Snyder has denied the former employee’s 2009 sexual assault claim, and a team investigation concluded it was an extortion attempt. Snyder also said he did not request the creation of the lewd videos or have any knowledge of them. In 2021, the team reached confidential financial settlements with many, if not all, of the 30 cheerleaders whose outtakes were included.
Welch, a Washington cheerleader from 2005 to 2012 and a former squad captain, was among them.
In testimony for the congressional committee, Welch recounted a private investigator’s unannounced visit to her home in May 2021 to solicit disparaging information about Allen.
She had recently moved to Texas with her husband and their three young children, she said, when a neighbor texted while they were vacationing to tell her that a man had parked his car in front of her house for several hours and was “stalking or spying.” The neighbor explained the man finally knocked on her own door, identified himself as a private investigator and asked whether she knew Welch.
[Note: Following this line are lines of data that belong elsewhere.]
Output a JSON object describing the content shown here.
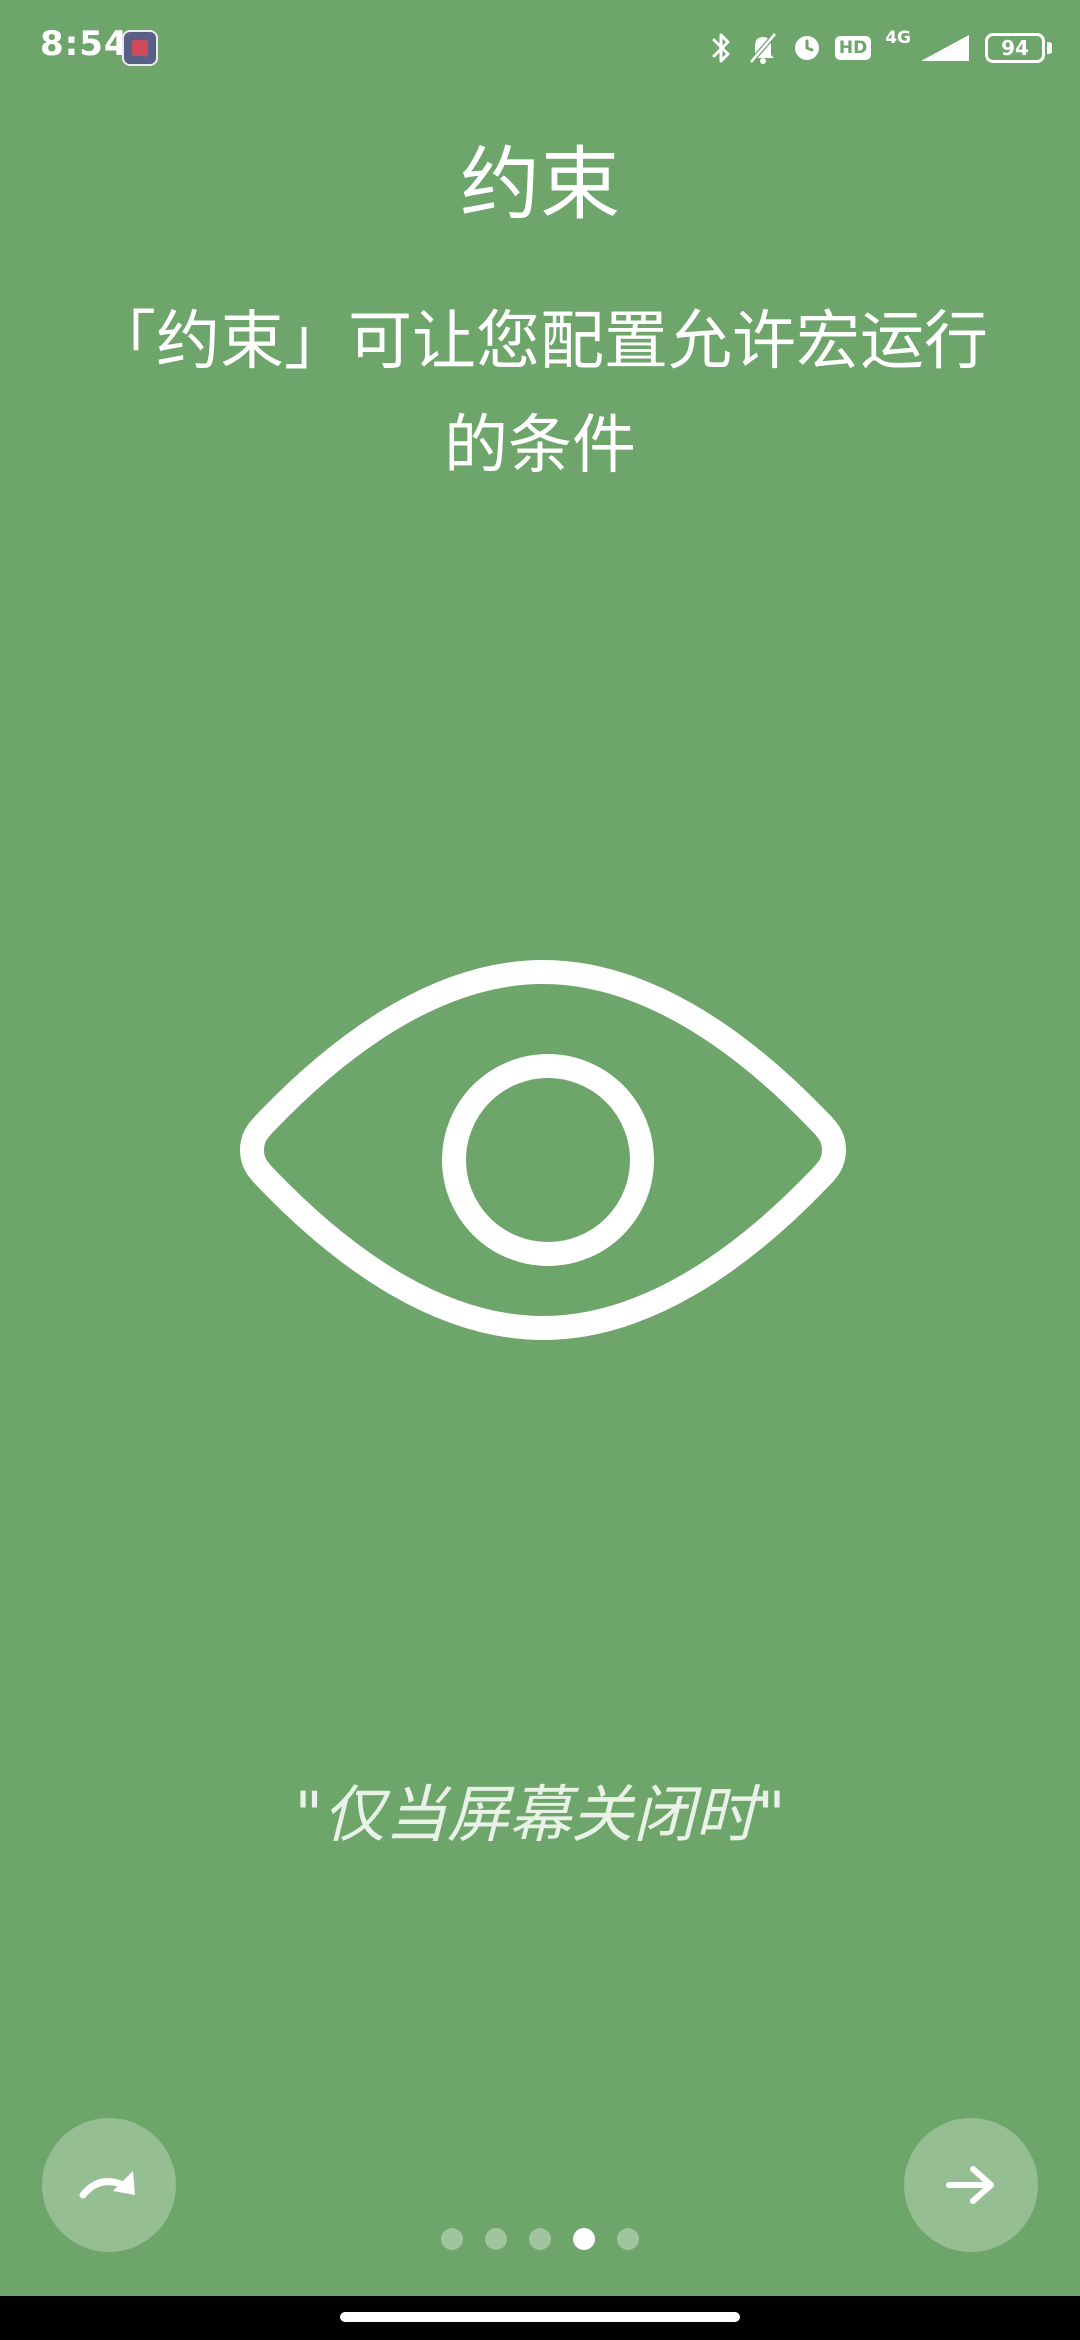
{
  "status_bar": {
    "time": "8:54",
    "network": "4G",
    "hd_label": "HD",
    "battery": "94",
    "icons": [
      "bluetooth-icon",
      "mute-icon",
      "alarm-icon",
      "hd-icon",
      "signal-icon",
      "battery-icon"
    ]
  },
  "intro": {
    "title": "约束",
    "description": "「约束」可让您配置允许宏运行的条件",
    "example": "\"仅当屏幕关闭时\"",
    "illustration_icon": "eye-icon"
  },
  "controls": {
    "skip_icon": "skip-redo-arrow-icon",
    "next_icon": "arrow-right-icon"
  },
  "pager": {
    "total": 5,
    "active_index": 3
  },
  "colors": {
    "background": "#6ea56a",
    "foreground": "#ffffff"
  }
}
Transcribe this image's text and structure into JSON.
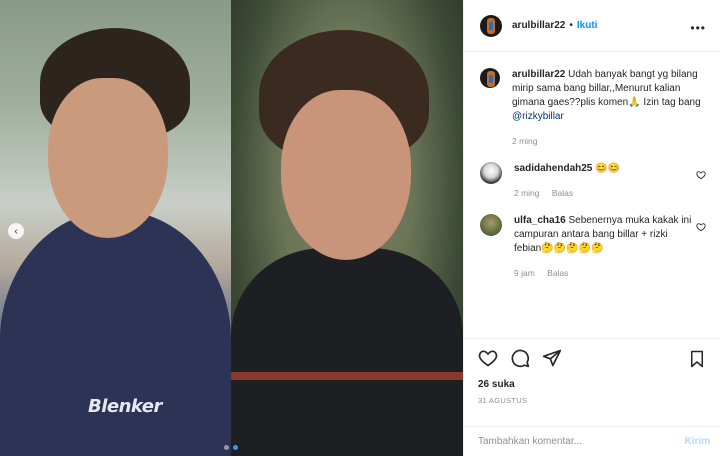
{
  "post": {
    "author": "arulbillar22",
    "separator": "•",
    "follow_label": "Ikuti",
    "more_label": "•••",
    "caption": {
      "username": "arulbillar22",
      "text": "Udah banyak bangt yg bilang mirip sama bang billar,,Menurut kalian gimana gaes??plis komen🙏 Izin tag bang ",
      "mention": "@rizkybillar",
      "time": "2 ming"
    },
    "comments": [
      {
        "username": "sadidahendah25",
        "text": "😊😊",
        "time": "2 ming",
        "reply_label": "Balas"
      },
      {
        "username": "ulfa_cha16",
        "text": "Sebenernya muka kakak ini campuran antara bang billar + rizki febian🤔🤔🤔🤔🤔",
        "time": "9 jam",
        "reply_label": "Balas"
      }
    ],
    "likes": "26 suka",
    "date": "31 AGUSTUS",
    "add_comment_placeholder": "Tambahkan komentar...",
    "post_button": "Kirim"
  },
  "media": {
    "left_logo_text": "Blenker",
    "nav_prev": "‹"
  },
  "icons": {
    "heart": "heart-icon",
    "comment": "comment-icon",
    "share": "share-icon",
    "bookmark": "bookmark-icon",
    "small_heart": "small-heart-icon"
  },
  "colors": {
    "accent": "#0095f6",
    "post_disabled": "#b3dbff",
    "muted": "#8e8e8e"
  }
}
The man came back after Welch and her family returned from vacation, she said. He knocked on her door, claimed he was a former Drug Enforcement Administration agent and presented a business card that she described as looking “fake.”
Welch told the committee that “perhaps five other” cheerleaders also had been visited at their homes by private investigators, who were “asking questions about Bruce Allen and the sexual misconduct investigation.” The visits, which Welch said she learned about as part of a chat group with former cheerleaders, occurred several months after the NFL told Snyder to “back off” his use of private investigators to query former team employees.
The committee concluded that Snyder scored at least a partial victory in persuading the NFL to shift its investigation to Allen. As Maloney noted, the NFL launched a “targeted review” of Allen’s emails that included “troubling exchanges” between Allen, Jon Gruden and Jeff Pash, the NFL’s general counsel.
Whether those efforts continue to resonate with the NFL — or Snyder’s fellow team owners — remains to be seen.
Multiple owners said recently that they believe serious consideration may be given to ousting Snyder from the league’s ownership ranks, either by convincing him to sell his franchise or by voting to remove him. One owner said, “He needs to sell.”
Eight days after The Post reported those comments, Snyder made an on-field appearance with Dallas Cowboys owner Jerry Jones before last Sunday’s game between the two teams in Arlington, Tex. The Commanders posted a photo of the scene to social media and called Snyder and Jones “Friends and rivals for 24 years.”
For more than a decade, Snyder leaned on Allen to help him through such perilous times. Now he’s asserting that once-trusted lieutenant is to blame for the latest round of scrutiny.